WORK TO BE COMPLETED:
Across all the records, filter for lines with the word "JSON" and copy them.

DATASET ENTRIES:
::::
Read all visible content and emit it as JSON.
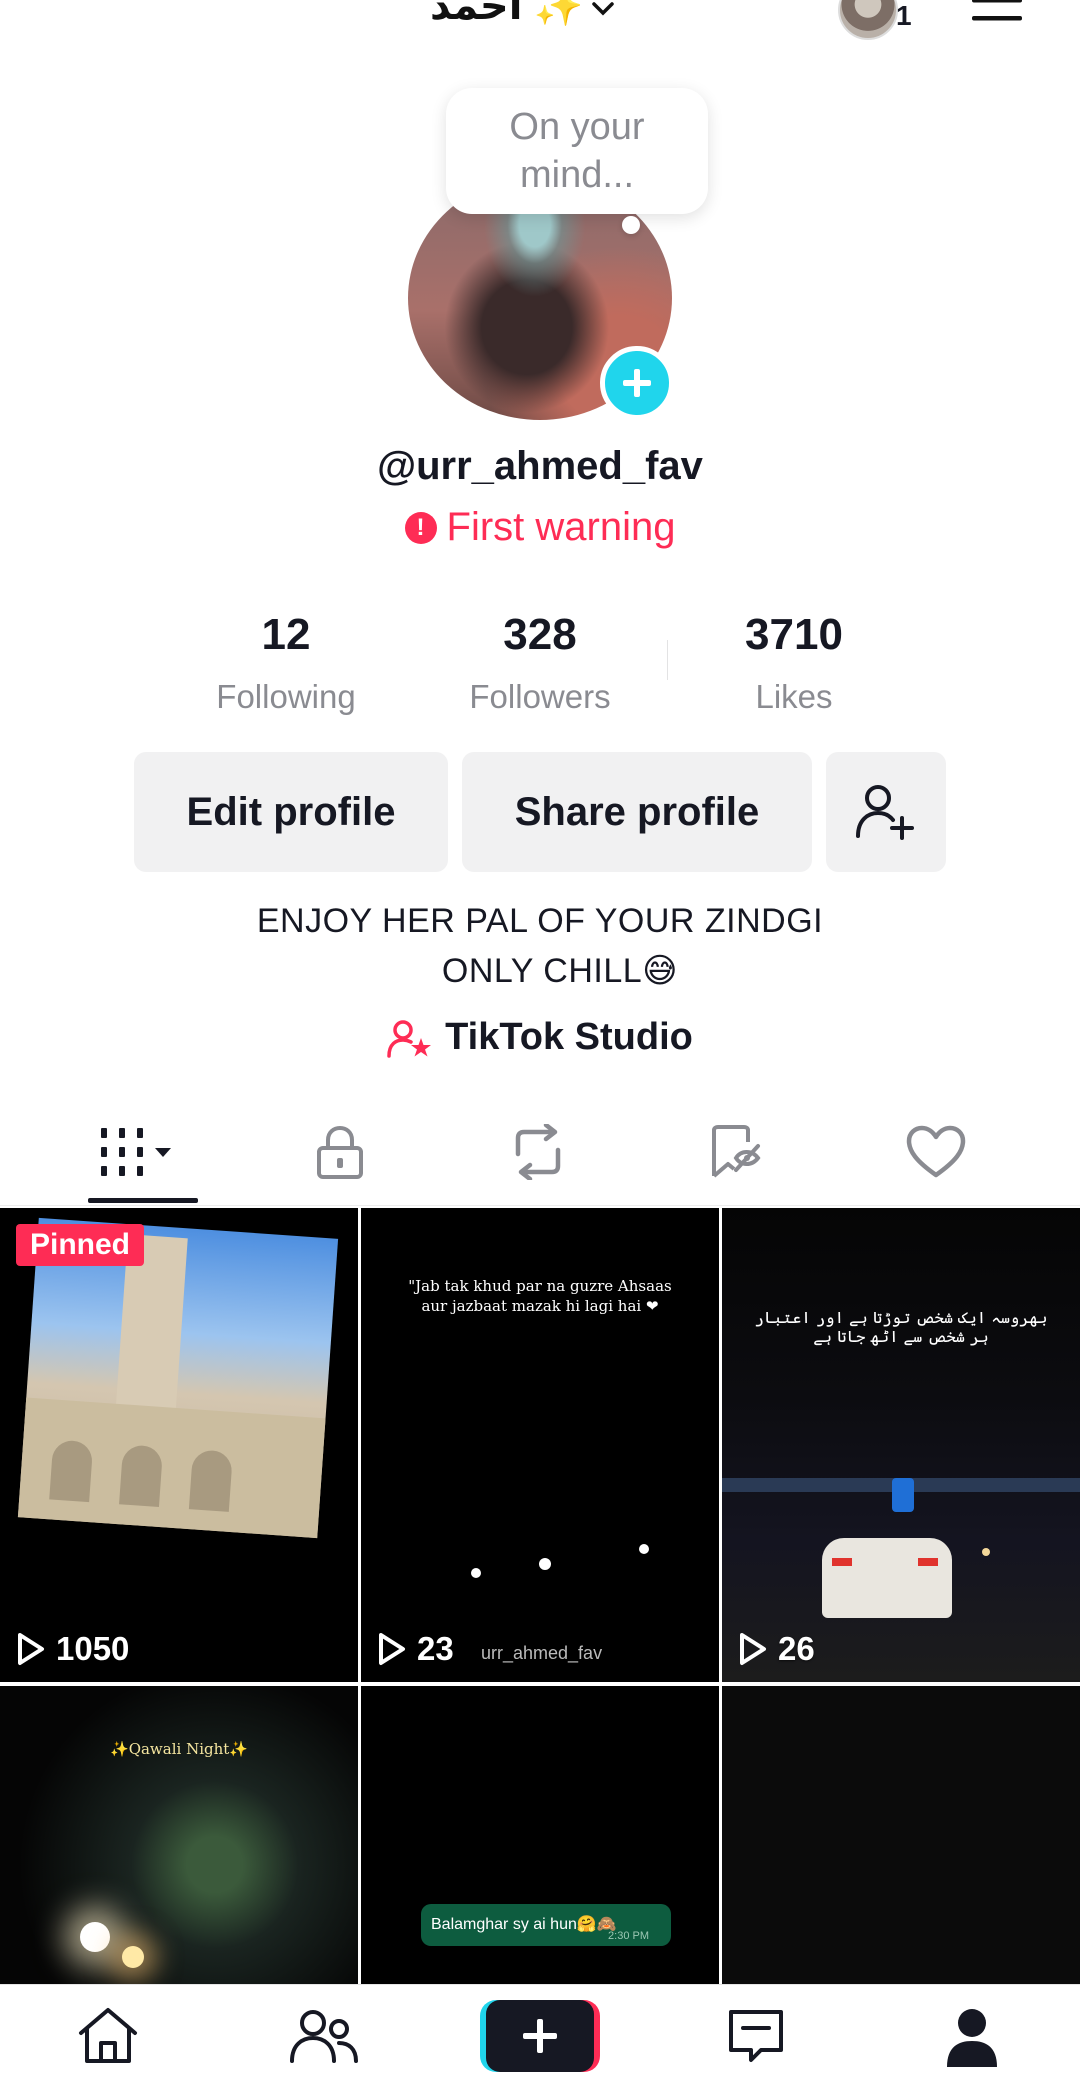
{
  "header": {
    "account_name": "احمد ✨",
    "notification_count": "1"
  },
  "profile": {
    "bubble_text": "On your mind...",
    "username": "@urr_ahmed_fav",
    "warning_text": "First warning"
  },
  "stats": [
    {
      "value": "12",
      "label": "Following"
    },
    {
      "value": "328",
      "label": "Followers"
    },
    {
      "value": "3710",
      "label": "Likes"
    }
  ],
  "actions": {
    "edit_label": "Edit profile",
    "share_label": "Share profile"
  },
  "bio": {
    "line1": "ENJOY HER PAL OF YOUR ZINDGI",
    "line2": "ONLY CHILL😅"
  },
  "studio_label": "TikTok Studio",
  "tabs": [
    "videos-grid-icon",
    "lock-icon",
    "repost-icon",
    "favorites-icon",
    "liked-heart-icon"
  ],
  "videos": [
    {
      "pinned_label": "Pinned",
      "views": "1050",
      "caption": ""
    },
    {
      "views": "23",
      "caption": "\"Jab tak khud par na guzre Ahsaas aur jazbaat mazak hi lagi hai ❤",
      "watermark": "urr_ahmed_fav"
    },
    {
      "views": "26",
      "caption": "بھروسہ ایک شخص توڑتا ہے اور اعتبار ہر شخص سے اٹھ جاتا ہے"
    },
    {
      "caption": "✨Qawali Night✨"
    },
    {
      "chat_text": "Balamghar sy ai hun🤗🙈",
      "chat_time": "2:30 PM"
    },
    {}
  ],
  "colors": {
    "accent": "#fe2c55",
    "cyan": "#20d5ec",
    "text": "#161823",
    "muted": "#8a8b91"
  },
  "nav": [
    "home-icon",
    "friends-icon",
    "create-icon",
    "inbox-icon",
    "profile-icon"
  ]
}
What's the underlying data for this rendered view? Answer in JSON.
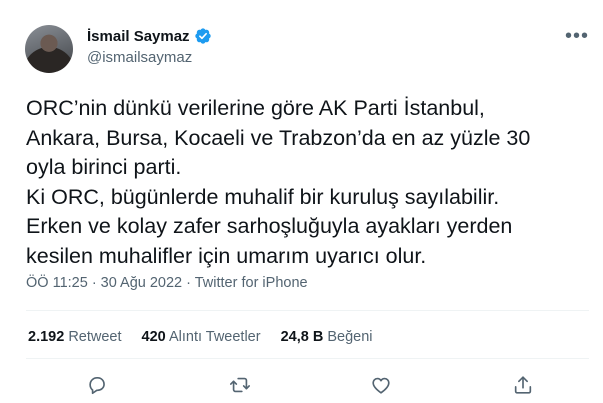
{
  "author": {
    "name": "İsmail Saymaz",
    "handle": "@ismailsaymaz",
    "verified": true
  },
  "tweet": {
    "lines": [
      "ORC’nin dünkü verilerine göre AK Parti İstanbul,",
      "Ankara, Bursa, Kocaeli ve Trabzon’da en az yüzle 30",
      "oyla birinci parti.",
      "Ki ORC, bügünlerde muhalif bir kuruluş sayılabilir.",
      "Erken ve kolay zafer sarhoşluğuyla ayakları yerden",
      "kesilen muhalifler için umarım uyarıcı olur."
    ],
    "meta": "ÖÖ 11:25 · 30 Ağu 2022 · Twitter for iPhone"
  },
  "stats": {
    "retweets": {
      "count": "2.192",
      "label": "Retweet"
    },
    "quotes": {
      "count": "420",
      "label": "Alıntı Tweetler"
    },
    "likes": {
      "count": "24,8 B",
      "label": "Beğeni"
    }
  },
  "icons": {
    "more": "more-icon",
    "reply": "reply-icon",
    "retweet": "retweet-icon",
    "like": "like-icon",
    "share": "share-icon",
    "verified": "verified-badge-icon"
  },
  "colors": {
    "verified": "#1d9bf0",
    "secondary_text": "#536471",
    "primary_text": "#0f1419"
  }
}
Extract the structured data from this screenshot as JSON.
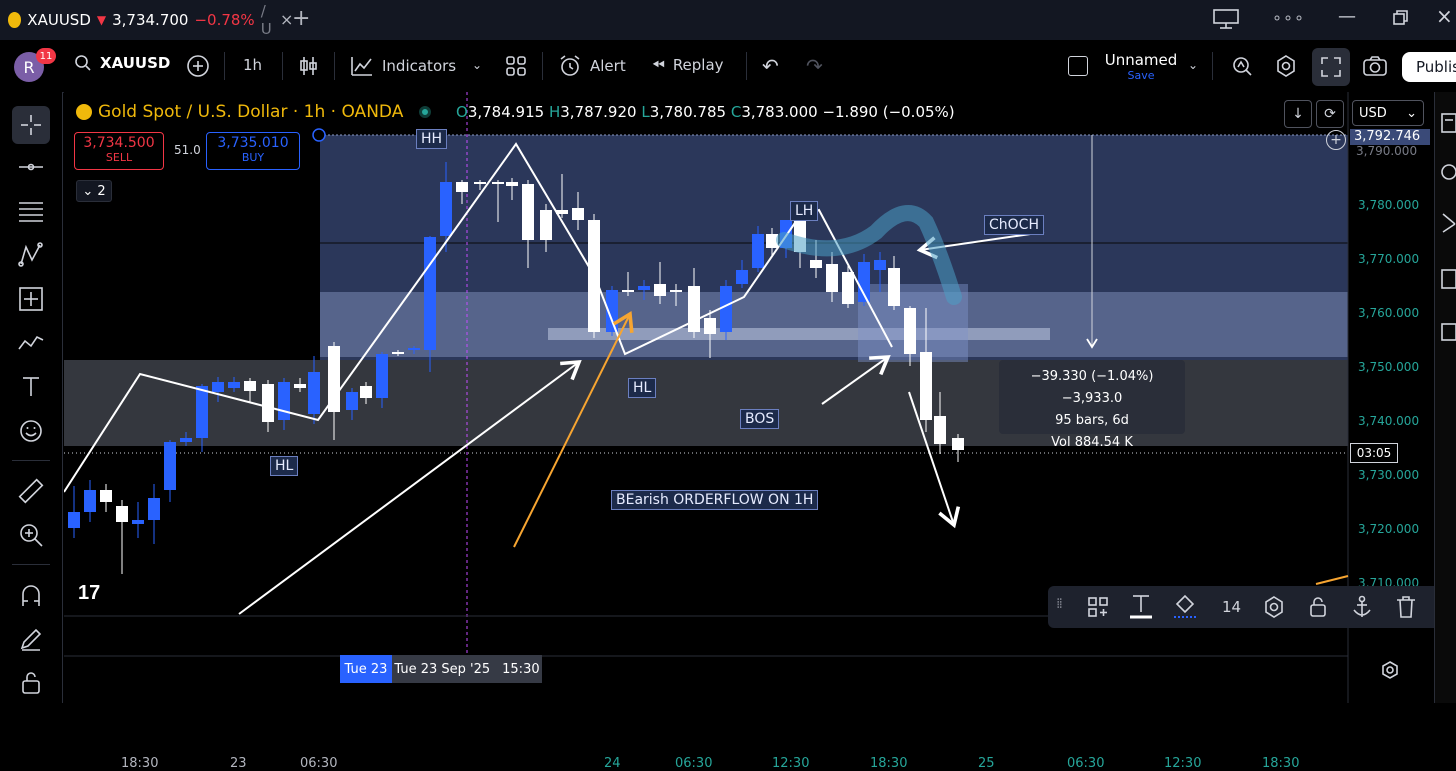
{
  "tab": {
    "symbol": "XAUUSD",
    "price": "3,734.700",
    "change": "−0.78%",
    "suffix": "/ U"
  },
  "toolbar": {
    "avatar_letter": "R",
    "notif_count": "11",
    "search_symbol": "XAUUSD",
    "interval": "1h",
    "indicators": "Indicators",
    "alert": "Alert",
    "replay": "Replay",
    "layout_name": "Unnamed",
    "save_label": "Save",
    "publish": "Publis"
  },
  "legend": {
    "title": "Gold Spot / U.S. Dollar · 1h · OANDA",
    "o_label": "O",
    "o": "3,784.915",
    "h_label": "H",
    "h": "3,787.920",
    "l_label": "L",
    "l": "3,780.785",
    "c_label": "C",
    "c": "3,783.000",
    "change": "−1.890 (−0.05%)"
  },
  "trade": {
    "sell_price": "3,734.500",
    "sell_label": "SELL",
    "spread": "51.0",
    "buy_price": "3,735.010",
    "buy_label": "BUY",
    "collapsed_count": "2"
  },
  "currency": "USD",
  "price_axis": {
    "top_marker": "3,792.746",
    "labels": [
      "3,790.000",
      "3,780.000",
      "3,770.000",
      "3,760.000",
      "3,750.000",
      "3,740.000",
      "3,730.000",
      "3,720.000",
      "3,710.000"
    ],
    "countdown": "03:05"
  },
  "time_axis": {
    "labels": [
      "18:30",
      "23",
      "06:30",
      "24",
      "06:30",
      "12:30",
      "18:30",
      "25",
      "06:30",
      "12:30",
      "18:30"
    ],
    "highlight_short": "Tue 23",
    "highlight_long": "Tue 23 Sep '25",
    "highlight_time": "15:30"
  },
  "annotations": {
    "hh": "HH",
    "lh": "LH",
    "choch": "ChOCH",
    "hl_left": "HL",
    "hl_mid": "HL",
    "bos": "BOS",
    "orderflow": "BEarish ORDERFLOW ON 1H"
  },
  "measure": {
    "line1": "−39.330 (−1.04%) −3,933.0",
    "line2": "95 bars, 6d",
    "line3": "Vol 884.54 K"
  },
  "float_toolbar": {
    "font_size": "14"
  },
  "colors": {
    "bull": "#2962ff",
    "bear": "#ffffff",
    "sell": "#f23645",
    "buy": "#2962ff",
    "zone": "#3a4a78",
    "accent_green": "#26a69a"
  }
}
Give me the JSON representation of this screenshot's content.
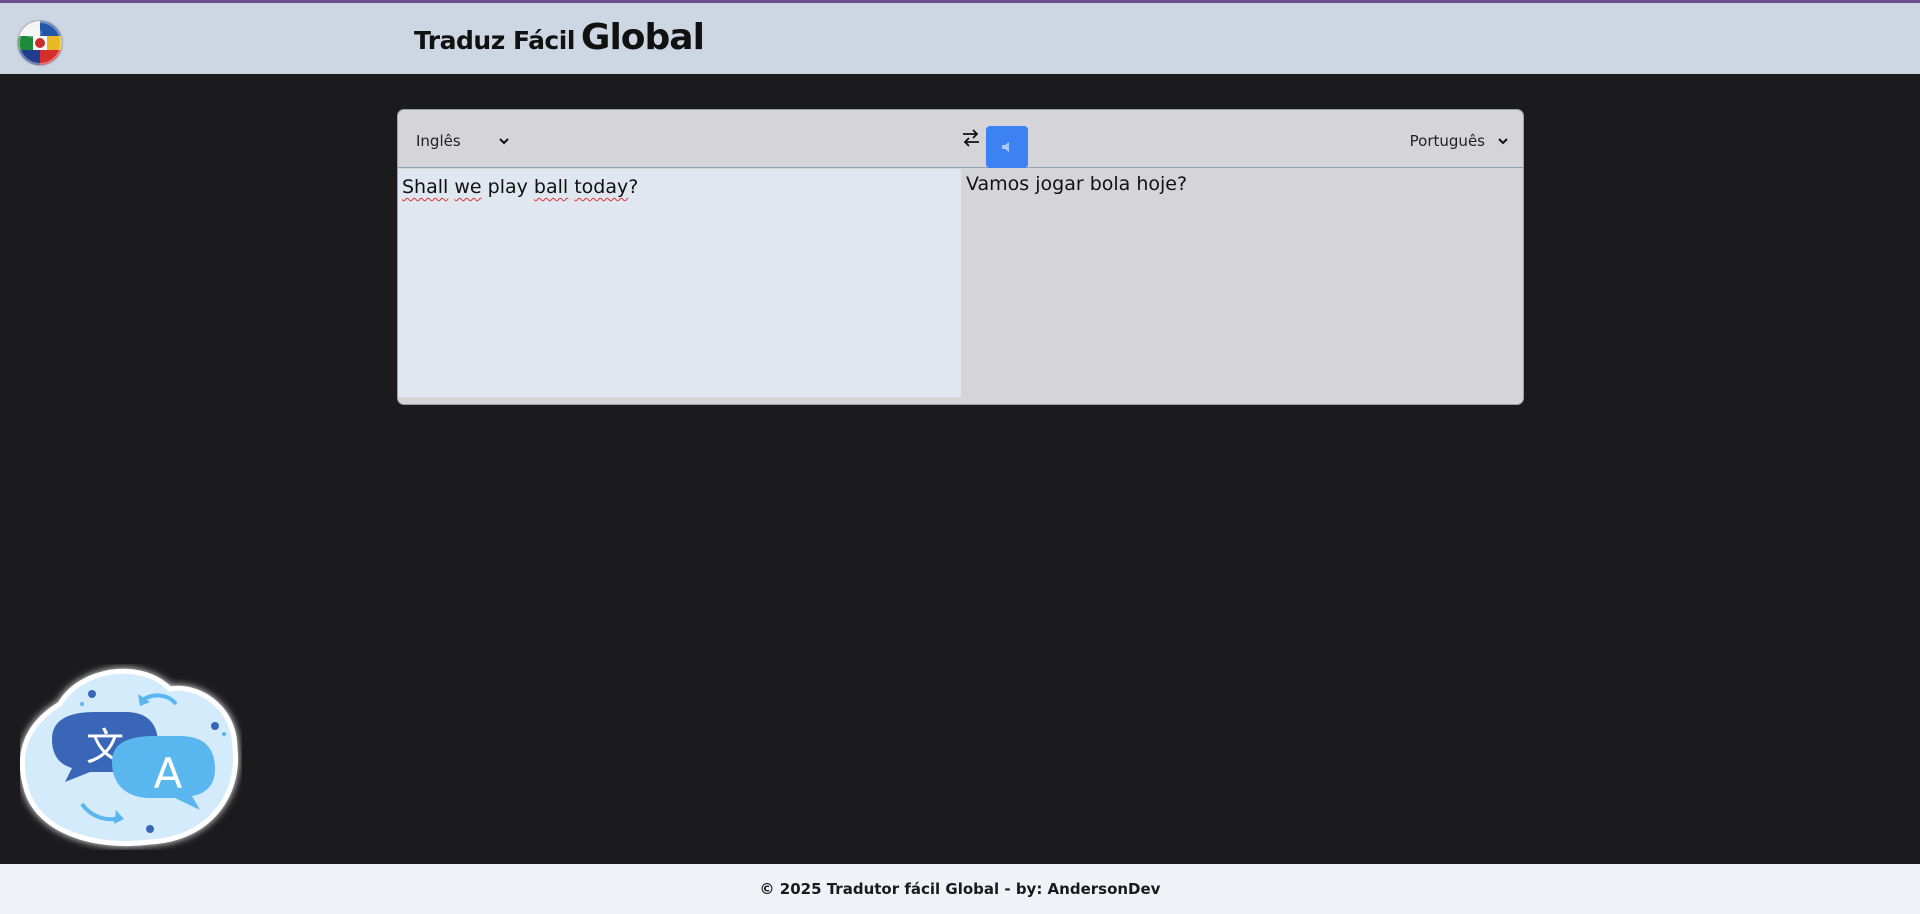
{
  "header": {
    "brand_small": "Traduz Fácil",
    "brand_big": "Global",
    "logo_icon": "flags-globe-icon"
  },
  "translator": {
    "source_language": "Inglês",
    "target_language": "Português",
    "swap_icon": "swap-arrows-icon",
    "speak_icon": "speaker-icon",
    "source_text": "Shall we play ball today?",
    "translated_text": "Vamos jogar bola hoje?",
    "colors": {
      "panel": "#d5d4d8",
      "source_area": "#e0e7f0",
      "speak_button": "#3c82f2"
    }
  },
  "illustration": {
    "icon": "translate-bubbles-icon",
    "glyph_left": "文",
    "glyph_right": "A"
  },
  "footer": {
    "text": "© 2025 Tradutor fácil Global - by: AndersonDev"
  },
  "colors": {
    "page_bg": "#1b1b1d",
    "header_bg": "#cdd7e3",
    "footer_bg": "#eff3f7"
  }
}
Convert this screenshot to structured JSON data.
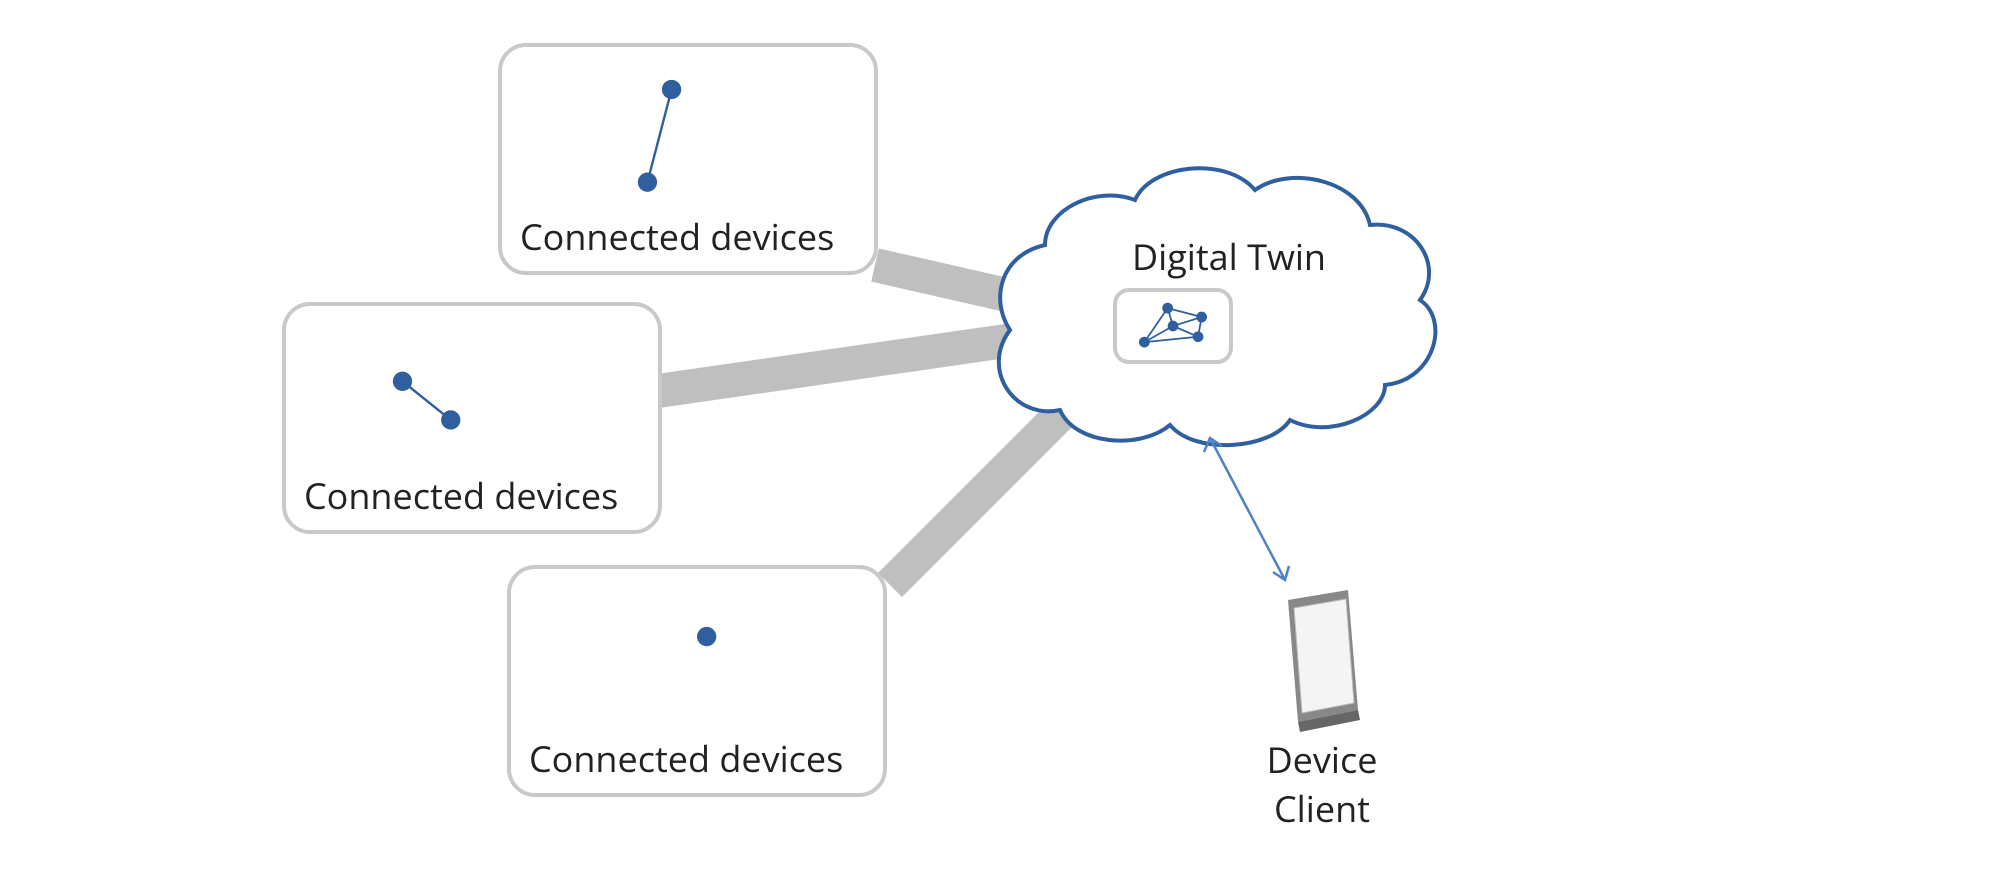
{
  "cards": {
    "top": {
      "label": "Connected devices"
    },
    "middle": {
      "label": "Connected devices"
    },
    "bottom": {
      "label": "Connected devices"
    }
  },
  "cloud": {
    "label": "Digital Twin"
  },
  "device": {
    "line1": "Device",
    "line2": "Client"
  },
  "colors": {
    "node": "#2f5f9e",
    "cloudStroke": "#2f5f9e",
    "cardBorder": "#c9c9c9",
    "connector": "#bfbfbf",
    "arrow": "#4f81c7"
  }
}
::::
TASK RESULT:
Read all visible content and emit it as JSON.
What's the underlying data for this rendered view? Answer in JSON.
Extract the structured data from this screenshot as JSON.
Give me the JSON representation of this screenshot's content.
Convert this screenshot to structured JSON data.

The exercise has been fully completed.